Jimmy Stewart’s Honorable Style
With seemingly every known sportswear brand with a nickel’s worth of history coming out with an “authentic” or “vintage” line, I’m left wanting to step away and rediscover the “heritage” of dressing well. At least I won’t have to worry about being stoned to death for not wearing the correct of-the-moment hipster boot anymore. So I’ll have that going for me- which is good.

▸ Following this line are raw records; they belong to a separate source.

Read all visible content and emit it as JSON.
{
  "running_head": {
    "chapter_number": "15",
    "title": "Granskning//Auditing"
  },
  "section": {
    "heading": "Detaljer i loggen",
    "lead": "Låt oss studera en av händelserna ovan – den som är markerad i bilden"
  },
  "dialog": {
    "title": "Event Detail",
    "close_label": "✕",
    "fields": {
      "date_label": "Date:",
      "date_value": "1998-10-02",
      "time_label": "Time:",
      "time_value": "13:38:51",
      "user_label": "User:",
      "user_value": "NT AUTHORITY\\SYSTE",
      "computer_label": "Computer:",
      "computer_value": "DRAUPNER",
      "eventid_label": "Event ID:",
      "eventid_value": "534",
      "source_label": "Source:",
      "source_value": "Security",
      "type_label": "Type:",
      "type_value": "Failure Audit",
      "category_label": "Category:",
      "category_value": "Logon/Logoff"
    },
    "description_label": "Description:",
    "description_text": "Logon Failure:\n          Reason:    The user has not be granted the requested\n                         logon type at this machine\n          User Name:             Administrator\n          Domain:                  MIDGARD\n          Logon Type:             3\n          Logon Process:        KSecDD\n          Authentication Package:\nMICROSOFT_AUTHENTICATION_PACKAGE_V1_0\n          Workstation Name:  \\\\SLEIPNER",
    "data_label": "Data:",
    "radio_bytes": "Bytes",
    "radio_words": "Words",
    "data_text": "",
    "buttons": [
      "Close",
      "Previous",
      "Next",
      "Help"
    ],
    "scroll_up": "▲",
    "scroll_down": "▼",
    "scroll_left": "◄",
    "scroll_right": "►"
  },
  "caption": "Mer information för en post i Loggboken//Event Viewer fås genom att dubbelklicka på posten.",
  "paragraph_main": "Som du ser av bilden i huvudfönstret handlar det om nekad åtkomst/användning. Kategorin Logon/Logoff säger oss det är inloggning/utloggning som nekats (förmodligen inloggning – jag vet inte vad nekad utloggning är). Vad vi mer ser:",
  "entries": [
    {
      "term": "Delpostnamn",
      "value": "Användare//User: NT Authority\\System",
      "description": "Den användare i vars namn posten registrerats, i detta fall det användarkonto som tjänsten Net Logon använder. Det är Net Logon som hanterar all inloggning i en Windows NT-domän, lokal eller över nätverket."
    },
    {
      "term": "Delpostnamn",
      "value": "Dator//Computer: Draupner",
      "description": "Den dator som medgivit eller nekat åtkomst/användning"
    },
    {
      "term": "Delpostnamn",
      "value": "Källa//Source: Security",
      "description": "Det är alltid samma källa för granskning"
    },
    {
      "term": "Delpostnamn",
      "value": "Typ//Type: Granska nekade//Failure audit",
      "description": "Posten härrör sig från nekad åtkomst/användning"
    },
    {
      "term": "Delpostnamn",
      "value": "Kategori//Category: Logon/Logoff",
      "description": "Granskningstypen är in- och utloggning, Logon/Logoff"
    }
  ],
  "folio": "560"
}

I have been pulling out my suits more often lately, and have fallen in love all over again with the sense of confidence and pride in your appearance that a quality, great-fitting suit with all the trimmings can bring. My particular fancy right now is the 2 button SB peak lapel with side vents & hacking pockets (ticket pocket too)– and there must be a beautiful, soft roll to the lapel. Very Jimmy Stewart in Rope, circa 1948. In need yourself? Stop by Paul Stuart.
While Jimmy Stewart’s style in clothing was worth note, even more impressive was his personal character and honor. He was a man’s man, who didn’t shirk responsibility or run from his commitments. I admire that. I want to be that guy.
Maj. Jimmy Stewart talking with the crew of a B-24 named “Betty”. She was a B-24J-145-CO serial #44-40092 from the 565th Bomb Squadron, 389th Bomb Group, 8th Air Force. The name “Betty” was on the starboard side (right) and “Betty Jane” on the port side. While on a mission to Misburg, Germany on Sept. 11, 1944 she was damaged by flak and the command pilot, Maj. John Dowswell, ordered the crew to bail out, while he opted to try and fly her back to England. He made it back, but six members of the crew became POW’s while three of them evaded and made it back to Allied lines. (U.S. Air Force photo)
Jimmy Stewart and his father Alex in front of the family hardware store, 1945.
Jimmy Stewart feeling very comfortable inside the family store– father Alex in the center of this pic. On top of being one of the the best-loved actors ever, Jimmy Stewart was a also Princeton-grad architect, an accordion player, and a WWII bomber. AKA– a stand-up guy, and the all-around perfect man. Feeling like I haven’t done much over here.
Jimmy Stewart the family man, for Bazaar circa 1956.